◆ **RECORDS SHOWN**
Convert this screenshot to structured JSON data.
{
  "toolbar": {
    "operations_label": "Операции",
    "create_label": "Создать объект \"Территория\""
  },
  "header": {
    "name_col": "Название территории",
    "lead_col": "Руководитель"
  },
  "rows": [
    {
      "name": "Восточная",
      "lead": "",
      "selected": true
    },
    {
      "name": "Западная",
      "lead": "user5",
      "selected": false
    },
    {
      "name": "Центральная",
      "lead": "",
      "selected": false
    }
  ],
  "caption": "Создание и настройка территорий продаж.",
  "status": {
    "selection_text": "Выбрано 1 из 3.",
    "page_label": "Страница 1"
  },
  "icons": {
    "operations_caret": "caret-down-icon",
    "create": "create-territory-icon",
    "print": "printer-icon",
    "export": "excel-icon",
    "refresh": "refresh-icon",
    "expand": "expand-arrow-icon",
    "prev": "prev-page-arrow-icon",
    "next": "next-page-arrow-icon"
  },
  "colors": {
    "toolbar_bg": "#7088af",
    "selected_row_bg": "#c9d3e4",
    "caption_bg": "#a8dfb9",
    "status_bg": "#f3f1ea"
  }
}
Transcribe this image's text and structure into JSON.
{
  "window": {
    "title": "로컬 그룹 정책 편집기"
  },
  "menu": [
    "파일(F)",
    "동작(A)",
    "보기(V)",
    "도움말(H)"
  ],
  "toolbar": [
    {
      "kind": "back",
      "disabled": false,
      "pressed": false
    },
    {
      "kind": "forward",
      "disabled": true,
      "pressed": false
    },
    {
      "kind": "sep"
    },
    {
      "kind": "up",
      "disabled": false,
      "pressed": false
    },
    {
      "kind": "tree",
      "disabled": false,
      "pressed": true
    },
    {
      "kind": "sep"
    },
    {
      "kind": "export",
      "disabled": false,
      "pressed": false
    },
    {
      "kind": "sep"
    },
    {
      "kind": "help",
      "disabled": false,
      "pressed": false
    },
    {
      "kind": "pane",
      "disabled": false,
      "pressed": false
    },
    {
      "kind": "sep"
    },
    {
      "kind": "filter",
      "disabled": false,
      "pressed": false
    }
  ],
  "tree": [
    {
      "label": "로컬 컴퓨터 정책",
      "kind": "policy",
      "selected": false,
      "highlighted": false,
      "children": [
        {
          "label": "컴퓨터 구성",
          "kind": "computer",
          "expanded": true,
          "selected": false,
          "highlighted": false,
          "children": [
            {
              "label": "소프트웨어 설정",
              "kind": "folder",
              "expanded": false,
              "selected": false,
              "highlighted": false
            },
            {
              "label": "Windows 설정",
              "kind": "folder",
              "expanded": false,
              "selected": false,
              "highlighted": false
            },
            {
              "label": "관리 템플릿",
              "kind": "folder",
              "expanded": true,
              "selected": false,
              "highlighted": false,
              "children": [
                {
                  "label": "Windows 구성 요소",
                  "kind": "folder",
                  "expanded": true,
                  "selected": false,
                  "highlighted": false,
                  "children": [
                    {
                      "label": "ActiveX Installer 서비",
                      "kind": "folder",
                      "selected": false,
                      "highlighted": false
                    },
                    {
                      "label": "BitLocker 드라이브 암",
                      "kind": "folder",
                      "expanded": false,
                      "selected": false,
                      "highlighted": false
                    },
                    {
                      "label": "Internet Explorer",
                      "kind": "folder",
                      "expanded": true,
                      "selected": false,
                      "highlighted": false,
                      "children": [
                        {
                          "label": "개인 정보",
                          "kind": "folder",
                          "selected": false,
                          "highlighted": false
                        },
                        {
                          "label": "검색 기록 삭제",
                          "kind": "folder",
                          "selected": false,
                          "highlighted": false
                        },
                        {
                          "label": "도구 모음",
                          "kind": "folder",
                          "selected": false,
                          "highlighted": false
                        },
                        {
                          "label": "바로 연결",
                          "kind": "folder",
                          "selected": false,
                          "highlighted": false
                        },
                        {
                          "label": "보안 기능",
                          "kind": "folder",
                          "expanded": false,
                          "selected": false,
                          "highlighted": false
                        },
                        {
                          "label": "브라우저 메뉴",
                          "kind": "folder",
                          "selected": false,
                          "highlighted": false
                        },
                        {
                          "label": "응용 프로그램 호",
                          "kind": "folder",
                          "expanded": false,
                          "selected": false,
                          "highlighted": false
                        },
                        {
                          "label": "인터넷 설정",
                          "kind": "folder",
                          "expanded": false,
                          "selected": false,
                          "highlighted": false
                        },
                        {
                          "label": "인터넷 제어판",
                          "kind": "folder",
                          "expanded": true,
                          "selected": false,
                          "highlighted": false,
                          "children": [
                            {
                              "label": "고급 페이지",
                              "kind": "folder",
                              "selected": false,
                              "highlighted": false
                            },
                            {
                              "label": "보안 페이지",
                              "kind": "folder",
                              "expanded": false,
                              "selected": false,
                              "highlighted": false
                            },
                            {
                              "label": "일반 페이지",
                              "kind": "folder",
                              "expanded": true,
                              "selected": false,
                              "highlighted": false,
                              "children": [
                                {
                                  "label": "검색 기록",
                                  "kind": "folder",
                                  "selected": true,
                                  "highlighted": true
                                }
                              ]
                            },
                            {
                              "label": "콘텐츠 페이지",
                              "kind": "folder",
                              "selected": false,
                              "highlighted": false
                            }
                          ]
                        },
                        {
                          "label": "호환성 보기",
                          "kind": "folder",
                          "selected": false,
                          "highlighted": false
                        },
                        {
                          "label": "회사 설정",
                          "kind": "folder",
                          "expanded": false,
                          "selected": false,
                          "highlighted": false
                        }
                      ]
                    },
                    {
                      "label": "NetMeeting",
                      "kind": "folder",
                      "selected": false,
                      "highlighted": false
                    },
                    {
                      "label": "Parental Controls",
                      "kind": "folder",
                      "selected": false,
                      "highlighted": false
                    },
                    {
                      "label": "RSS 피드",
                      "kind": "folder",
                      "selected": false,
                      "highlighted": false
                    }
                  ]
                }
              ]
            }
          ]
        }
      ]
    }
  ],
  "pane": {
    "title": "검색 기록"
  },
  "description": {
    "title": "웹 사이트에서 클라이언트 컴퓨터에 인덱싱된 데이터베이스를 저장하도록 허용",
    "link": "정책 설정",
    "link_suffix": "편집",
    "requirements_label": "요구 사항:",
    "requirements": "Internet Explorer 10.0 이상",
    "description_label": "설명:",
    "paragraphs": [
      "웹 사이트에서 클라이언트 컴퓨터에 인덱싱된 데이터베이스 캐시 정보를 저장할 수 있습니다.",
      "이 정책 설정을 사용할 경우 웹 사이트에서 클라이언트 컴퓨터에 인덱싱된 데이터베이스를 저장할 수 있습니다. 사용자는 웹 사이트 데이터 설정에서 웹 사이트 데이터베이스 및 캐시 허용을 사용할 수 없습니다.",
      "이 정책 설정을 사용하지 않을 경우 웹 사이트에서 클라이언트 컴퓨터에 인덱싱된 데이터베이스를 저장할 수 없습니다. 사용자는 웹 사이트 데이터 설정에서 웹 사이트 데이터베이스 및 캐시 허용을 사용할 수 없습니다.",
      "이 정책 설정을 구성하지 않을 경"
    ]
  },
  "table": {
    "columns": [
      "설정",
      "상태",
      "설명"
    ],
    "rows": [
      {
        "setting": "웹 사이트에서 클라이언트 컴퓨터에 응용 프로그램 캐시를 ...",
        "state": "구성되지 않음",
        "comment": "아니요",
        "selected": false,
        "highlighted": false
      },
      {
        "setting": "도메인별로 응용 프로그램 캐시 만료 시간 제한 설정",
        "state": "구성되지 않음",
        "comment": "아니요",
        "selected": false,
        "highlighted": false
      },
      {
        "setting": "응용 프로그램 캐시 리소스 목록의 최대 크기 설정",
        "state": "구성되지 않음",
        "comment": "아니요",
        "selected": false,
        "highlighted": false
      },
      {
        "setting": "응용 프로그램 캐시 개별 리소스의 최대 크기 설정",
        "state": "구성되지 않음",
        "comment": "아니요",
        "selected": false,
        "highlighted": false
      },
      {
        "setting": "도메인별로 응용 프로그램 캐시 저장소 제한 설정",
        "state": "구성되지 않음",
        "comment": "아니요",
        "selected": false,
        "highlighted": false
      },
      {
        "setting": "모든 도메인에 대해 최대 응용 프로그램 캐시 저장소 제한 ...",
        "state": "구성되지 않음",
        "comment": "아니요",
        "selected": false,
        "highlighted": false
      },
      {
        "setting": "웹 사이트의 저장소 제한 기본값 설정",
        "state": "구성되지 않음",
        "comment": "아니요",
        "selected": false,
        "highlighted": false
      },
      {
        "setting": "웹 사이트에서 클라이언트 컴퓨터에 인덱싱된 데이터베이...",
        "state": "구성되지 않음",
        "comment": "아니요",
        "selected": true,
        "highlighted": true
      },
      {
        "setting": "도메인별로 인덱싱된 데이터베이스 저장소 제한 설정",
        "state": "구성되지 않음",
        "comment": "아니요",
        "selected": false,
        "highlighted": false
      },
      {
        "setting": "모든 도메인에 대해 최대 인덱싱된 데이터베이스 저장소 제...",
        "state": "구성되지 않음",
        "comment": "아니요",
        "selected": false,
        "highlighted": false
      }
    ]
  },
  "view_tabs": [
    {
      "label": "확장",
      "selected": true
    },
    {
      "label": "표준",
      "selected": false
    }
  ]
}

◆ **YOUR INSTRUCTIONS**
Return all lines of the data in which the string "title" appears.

◆ **RESULT OF THIS EXERCISE**
    "title": "로컬 그룹 정책 편집기"
    "title": "검색 기록"
    "title": "웹 사이트에서 클라이언트 컴퓨터에 인덱싱된 데이터베이스를 저장하도록 허용",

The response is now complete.